▶ **EXERCISE DETAILS**
In your reply, restate all of the records below word for word.

▶ **AVAILABLE DATA**
○ ○ ○ ○ ○
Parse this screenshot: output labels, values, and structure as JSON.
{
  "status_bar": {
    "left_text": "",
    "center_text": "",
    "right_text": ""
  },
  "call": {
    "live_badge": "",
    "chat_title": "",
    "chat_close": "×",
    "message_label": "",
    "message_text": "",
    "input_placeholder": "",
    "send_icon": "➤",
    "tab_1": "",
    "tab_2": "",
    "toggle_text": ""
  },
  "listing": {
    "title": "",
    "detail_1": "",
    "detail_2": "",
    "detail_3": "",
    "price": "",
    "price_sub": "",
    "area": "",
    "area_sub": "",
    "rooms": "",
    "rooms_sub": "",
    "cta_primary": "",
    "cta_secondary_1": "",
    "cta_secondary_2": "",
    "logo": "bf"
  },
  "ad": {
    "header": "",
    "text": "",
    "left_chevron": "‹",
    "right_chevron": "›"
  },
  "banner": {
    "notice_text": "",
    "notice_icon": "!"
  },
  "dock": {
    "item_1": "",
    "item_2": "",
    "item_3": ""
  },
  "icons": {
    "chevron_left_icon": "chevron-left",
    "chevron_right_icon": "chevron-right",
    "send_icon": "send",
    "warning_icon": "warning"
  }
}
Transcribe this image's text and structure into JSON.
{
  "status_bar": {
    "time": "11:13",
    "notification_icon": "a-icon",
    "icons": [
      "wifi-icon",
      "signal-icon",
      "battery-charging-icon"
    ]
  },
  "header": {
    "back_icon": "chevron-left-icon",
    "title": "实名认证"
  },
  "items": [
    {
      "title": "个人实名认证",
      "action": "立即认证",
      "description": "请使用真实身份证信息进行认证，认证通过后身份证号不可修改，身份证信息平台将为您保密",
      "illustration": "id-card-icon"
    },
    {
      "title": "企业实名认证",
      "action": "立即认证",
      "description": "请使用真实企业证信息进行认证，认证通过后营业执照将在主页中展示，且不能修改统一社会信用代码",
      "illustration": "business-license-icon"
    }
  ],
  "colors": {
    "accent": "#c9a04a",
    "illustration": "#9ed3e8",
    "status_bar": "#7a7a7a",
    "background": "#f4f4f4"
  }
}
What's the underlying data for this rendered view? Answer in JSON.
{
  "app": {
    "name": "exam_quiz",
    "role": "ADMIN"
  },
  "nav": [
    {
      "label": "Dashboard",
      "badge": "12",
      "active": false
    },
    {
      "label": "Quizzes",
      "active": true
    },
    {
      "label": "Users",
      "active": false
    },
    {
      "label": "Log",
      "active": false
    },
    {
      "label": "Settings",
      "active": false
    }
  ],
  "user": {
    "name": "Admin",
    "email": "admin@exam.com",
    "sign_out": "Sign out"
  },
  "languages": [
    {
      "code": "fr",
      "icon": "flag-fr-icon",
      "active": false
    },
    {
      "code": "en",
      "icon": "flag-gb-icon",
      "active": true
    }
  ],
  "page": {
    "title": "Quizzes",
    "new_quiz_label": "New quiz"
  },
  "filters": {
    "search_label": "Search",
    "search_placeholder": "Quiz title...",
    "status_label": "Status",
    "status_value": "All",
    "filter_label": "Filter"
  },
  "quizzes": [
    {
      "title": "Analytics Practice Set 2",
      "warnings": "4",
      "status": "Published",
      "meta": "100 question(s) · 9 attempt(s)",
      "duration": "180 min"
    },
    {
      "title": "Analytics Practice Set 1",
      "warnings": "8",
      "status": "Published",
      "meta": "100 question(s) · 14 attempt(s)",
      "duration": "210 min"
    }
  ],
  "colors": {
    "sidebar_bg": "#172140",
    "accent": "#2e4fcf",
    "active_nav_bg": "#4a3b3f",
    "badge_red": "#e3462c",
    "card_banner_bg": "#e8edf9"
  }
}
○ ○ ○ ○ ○
▶ **WRITTEN RESPONSE**
Parse this screenshot: output labels, values, and structure as JSON.
{
  "status_bar": {
    "left_text": "",
    "center_text": "",
    "right_text": ""
  },
  "call": {
    "live_badge": "",
    "chat_title": "",
    "chat_close": "×",
    "message_label": "",
    "message_text": "",
    "input_placeholder": "",
    "send_icon": "➤",
    "tab_1": "",
    "tab_2": "",
    "toggle_text": ""
  },
  "listing": {
    "title": "",
    "detail_1": "",
    "detail_2": "",
    "detail_3": "",
    "price": "",
    "price_sub": "",
    "area": "",
    "area_sub": "",
    "rooms": "",
    "rooms_sub": "",
    "cta_primary": "",
    "cta_secondary_1": "",
    "cta_secondary_2": "",
    "logo": "bf"
  },
  "ad": {
    "header": "",
    "text": "",
    "left_chevron": "‹",
    "right_chevron": "›"
  },
  "banner": {
    "notice_text": "",
    "notice_icon": "!"
  },
  "dock": {
    "item_1": "",
    "item_2": "",
    "item_3": ""
  },
  "icons": {
    "chevron_left_icon": "chevron-left",
    "chevron_right_icon": "chevron-right",
    "send_icon": "send",
    "warning_icon": "warning"
  }
}
Transcribe this image's text and structure into JSON.
{
  "status_bar": {
    "time": "11:13",
    "notification_icon": "a-icon",
    "icons": [
      "wifi-icon",
      "signal-icon",
      "battery-charging-icon"
    ]
  },
  "header": {
    "back_icon": "chevron-left-icon",
    "title": "实名认证"
  },
  "items": [
    {
      "title": "个人实名认证",
      "action": "立即认证",
      "description": "请使用真实身份证信息进行认证，认证通过后身份证号不可修改，身份证信息平台将为您保密",
      "illustration": "id-card-icon"
    },
    {
      "title": "企业实名认证",
      "action": "立即认证",
      "description": "请使用真实企业证信息进行认证，认证通过后营业执照将在主页中展示，且不能修改统一社会信用代码",
      "illustration": "business-license-icon"
    }
  ],
  "colors": {
    "accent": "#c9a04a",
    "illustration": "#9ed3e8",
    "status_bar": "#7a7a7a",
    "background": "#f4f4f4"
  }
}
What's the underlying data for this rendered view? Answer in JSON.
{
  "app": {
    "name": "exam_quiz",
    "role": "ADMIN"
  },
  "nav": [
    {
      "label": "Dashboard",
      "badge": "12",
      "active": false
    },
    {
      "label": "Quizzes",
      "active": true
    },
    {
      "label": "Users",
      "active": false
    },
    {
      "label": "Log",
      "active": false
    },
    {
      "label": "Settings",
      "active": false
    }
  ],
  "user": {
    "name": "Admin",
    "email": "admin@exam.com",
    "sign_out": "Sign out"
  },
  "languages": [
    {
      "code": "fr",
      "icon": "flag-fr-icon",
      "active": false
    },
    {
      "code": "en",
      "icon": "flag-gb-icon",
      "active": true
    }
  ],
  "page": {
    "title": "Quizzes",
    "new_quiz_label": "New quiz"
  },
  "filters": {
    "search_label": "Search",
    "search_placeholder": "Quiz title...",
    "status_label": "Status",
    "status_value": "All",
    "filter_label": "Filter"
  },
  "quizzes": [
    {
      "title": "Analytics Practice Set 2",
      "warnings": "4",
      "status": "Published",
      "meta": "100 question(s) · 9 attempt(s)",
      "duration": "180 min"
    },
    {
      "title": "Analytics Practice Set 1",
      "warnings": "8",
      "status": "Published",
      "meta": "100 question(s) · 14 attempt(s)",
      "duration": "210 min"
    }
  ],
  "colors": {
    "sidebar_bg": "#172140",
    "accent": "#2e4fcf",
    "active_nav_bg": "#4a3b3f",
    "badge_red": "#e3462c",
    "card_banner_bg": "#e8edf9"
  }
}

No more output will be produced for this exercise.